[Component data from apps and pages]
————

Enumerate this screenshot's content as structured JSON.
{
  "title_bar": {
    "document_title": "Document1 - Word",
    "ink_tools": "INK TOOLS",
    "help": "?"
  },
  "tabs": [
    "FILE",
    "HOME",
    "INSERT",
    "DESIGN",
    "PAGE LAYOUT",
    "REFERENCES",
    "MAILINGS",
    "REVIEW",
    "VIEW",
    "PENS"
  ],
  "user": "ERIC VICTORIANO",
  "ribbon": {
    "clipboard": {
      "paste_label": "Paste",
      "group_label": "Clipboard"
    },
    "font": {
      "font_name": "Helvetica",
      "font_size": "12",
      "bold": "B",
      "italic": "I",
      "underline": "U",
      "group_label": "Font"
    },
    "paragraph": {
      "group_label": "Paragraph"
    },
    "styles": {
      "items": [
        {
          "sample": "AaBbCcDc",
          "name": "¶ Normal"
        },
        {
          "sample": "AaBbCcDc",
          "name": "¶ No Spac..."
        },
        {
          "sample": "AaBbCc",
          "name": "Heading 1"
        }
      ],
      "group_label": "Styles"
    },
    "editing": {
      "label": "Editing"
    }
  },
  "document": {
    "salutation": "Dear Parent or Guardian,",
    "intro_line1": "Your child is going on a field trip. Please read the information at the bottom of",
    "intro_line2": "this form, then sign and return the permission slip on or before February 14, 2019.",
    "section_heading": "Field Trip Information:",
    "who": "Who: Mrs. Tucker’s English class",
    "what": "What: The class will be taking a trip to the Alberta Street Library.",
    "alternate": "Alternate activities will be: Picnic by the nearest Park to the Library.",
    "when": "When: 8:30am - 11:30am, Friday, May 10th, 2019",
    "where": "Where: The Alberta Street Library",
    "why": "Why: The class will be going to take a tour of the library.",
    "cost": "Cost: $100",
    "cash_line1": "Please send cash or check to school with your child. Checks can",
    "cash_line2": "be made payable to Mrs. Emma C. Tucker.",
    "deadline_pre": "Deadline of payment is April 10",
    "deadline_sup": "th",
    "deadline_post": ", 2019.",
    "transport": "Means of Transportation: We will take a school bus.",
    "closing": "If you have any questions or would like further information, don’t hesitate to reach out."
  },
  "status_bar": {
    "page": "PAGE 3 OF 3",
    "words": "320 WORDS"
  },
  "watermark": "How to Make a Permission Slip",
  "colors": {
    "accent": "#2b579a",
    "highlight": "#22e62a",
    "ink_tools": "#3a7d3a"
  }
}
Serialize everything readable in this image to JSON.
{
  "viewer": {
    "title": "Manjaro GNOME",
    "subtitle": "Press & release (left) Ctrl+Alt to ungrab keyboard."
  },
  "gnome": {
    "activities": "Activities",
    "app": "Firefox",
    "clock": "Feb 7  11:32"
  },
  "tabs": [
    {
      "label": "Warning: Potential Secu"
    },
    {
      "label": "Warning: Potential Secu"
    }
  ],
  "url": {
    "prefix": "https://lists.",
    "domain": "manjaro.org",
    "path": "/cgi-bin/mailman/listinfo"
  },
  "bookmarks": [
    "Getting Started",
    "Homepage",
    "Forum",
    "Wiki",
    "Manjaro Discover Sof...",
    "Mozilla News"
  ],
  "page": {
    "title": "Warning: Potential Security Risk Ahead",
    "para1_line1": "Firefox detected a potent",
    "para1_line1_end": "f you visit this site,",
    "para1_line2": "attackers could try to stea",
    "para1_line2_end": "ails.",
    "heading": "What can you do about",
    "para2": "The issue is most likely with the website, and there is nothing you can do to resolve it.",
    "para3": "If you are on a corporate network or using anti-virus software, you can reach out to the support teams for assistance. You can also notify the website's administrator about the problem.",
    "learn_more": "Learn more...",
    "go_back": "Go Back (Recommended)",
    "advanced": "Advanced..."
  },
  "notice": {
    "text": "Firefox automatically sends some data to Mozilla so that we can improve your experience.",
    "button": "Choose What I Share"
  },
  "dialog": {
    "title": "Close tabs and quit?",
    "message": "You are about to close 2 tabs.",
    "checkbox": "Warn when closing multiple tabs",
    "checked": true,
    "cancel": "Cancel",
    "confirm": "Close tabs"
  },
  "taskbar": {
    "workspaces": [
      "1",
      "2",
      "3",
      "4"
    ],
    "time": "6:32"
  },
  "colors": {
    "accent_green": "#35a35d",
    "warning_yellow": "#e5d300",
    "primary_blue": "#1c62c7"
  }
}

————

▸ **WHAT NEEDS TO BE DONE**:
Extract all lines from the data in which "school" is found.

▸ **ANSWER SPACE**:
    "cash_line1": "Please send cash or check to school with your child. Checks can",
    "transport": "Means of Transportation: We will take a school bus.",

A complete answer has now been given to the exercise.